proximal ray length 87 15 68–112 25 99 20 34–143 80
ray width Atrial pinular hexactin 8.0 1.3 5.9–10.9 25 11.6 1.8 8.0–16.0 25
distal pinular ray length 396 165 105–687 49 337 170 99–736 50
ray width tangential ray length 13.0 5.2 5.1–24.5 56 401 152 124–759 66 13.6 4.4 8.2–27.3 32 312 151 120–613 71
ray width 14.5 5.5 5.8–28.8 64 14.1 4.6 7.5–24.0 43
proximal ray length ray width 320 261 70–865 50 12.7 4.5 4.8–21.5 55 214 290 57–1,042 50 12.3 4.5 5.9–23.9 47
Large principal hexactin    
ray length ray width 709 165 502–911 7 25.9 4.1 21.2–32.0 7 1,098 424 261–2,824 108 33.2 4.2 21.2–41.2 30
Thick diactin length (mm) 9.8 2.5 7.9–18.5 16 15.9 6.1 6.6–33.0 28
width Thin diactin length (mm) 39.5 14.1 24.8–76.4 28 3.1 1.1 1.2–5.5 27 75 33 23–140 134 4.9 2.2 1.7–9.4 30
width 12.6 3.7 6.5–20.9 25 13.8 3.8 6.7–24.0 51
Oxyhexaster diameter primary ray length 170 12 152–197 25 5.3 0.9 3.3–6.7 25 151 18 64–193 100 6.4 1.2 3.9–10.0 32
secondary ray length 80.0 5.8 70.1–94.9 25 71.5 6.7 55.0–84.6 33
Plumicome diameter primary ray length 71.6 7.6 51.3–82.7 25 13.2 1.5 10.2–15.8 25 65.3 8.5 43.2–82.8 110 14.0 1.1 11.2–18.2 101
secondary ray length 27.5 3.8 16.7–32.0 25 23.8 4.1 13.0–33.6 101
SMF

Forschungsinstitut und Natur-Museum Senckenberg

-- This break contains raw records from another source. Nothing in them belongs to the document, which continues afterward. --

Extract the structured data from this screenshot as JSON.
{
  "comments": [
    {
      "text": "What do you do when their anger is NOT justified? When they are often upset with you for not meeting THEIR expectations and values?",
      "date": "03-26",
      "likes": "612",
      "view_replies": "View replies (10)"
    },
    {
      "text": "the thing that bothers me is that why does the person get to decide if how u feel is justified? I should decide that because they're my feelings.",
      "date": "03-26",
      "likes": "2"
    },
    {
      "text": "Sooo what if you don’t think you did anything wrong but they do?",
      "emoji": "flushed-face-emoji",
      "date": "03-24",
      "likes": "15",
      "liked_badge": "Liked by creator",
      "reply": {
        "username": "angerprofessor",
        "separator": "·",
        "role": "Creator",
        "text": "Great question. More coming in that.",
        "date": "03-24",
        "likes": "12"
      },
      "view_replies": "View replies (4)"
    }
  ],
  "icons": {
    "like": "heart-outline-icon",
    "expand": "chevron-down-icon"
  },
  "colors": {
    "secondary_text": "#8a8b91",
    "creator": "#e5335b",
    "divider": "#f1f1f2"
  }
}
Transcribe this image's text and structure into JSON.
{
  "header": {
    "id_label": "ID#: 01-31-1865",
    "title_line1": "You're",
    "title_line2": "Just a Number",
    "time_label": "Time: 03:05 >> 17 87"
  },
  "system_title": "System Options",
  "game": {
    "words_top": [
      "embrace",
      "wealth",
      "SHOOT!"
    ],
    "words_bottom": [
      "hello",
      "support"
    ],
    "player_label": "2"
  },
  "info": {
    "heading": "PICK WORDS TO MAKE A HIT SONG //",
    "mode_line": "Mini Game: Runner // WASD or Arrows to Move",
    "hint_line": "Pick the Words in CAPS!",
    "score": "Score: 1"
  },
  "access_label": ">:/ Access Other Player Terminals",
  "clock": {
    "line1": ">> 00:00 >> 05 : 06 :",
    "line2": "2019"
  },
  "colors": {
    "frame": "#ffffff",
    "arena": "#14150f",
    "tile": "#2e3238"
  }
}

RSM

Royal Saskatchewan Museum

USNM

Smithsonian Institution, National Museum of Natural History